### [Listed records]
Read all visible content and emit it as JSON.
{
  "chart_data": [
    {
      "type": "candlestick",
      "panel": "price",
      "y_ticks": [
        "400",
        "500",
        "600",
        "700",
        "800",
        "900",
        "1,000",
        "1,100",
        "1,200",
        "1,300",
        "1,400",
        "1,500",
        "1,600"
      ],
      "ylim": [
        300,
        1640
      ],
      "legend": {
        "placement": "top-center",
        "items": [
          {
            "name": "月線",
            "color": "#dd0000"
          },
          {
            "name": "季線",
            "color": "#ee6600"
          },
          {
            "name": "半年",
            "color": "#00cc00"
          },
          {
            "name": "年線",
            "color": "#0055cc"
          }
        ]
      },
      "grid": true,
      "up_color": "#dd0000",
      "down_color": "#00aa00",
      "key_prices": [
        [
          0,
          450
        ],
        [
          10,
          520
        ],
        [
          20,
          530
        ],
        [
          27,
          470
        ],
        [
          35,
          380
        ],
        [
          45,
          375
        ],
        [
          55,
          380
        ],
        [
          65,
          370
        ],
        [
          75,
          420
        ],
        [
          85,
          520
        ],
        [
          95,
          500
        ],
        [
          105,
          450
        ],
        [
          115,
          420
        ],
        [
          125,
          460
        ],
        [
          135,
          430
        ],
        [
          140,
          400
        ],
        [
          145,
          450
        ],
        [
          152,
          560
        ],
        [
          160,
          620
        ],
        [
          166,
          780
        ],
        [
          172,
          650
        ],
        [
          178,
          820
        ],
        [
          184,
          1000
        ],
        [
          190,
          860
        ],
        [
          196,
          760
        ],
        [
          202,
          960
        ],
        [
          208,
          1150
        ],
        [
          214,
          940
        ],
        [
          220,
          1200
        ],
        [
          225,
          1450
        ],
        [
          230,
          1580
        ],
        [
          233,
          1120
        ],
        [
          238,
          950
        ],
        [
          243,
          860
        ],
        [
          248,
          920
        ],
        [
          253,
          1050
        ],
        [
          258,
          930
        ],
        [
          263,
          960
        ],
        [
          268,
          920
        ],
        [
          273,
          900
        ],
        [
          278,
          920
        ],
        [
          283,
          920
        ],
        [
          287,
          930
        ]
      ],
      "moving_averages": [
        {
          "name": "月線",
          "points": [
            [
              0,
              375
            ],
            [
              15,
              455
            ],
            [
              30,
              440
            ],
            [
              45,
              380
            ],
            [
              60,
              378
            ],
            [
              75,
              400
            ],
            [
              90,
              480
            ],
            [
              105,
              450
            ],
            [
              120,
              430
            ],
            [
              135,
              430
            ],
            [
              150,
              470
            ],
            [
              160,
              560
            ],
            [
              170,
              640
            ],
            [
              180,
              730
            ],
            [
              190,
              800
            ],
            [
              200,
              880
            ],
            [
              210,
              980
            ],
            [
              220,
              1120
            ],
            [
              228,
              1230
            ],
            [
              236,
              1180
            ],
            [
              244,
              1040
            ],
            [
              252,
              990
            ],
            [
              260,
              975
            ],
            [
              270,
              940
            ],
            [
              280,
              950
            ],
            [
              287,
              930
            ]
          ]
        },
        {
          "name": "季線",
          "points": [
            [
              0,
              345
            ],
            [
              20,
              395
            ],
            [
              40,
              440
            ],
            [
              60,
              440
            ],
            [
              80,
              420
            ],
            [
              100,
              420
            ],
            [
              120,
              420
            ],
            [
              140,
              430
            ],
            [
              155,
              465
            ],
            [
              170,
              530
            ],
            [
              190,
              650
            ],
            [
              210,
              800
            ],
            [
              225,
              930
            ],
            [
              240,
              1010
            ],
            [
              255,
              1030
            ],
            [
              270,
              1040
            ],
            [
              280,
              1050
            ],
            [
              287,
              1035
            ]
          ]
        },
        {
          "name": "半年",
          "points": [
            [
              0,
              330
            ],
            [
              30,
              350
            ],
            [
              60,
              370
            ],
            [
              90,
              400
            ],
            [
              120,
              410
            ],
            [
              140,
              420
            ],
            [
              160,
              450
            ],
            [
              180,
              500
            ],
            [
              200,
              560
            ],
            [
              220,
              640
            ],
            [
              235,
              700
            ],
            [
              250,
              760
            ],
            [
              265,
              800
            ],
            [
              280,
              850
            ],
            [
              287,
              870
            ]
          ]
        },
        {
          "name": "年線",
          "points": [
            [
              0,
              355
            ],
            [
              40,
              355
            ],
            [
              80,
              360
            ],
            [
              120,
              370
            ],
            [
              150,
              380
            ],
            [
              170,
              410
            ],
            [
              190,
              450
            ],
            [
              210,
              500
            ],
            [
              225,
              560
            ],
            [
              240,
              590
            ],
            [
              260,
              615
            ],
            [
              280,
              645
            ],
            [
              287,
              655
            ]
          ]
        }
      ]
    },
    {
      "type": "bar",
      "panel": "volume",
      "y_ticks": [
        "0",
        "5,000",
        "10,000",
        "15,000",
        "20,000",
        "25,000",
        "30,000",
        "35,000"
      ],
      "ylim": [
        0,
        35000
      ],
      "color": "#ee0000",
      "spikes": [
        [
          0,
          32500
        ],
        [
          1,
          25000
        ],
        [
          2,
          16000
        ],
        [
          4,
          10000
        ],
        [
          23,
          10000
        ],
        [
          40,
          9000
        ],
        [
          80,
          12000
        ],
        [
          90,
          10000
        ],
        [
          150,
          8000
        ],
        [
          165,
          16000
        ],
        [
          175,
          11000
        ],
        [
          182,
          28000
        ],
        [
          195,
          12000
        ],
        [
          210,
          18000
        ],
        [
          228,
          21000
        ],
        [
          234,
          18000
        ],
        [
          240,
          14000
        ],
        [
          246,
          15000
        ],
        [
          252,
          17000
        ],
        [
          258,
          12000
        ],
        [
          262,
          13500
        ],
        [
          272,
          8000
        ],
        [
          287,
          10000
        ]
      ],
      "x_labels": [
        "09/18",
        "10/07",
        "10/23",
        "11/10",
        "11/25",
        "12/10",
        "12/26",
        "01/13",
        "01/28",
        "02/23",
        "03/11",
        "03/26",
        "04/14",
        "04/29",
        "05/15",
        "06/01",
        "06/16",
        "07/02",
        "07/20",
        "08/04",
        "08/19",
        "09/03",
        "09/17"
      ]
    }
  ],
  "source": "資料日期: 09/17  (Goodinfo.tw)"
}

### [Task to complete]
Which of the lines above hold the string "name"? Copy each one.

### [Output of the task]
            "name": "月線",
            "name": "季線",
            "name": "半年",
            "name": "年線",
          "name": "月線",
          "name": "季線",
          "name": "半年",
          "name": "年線",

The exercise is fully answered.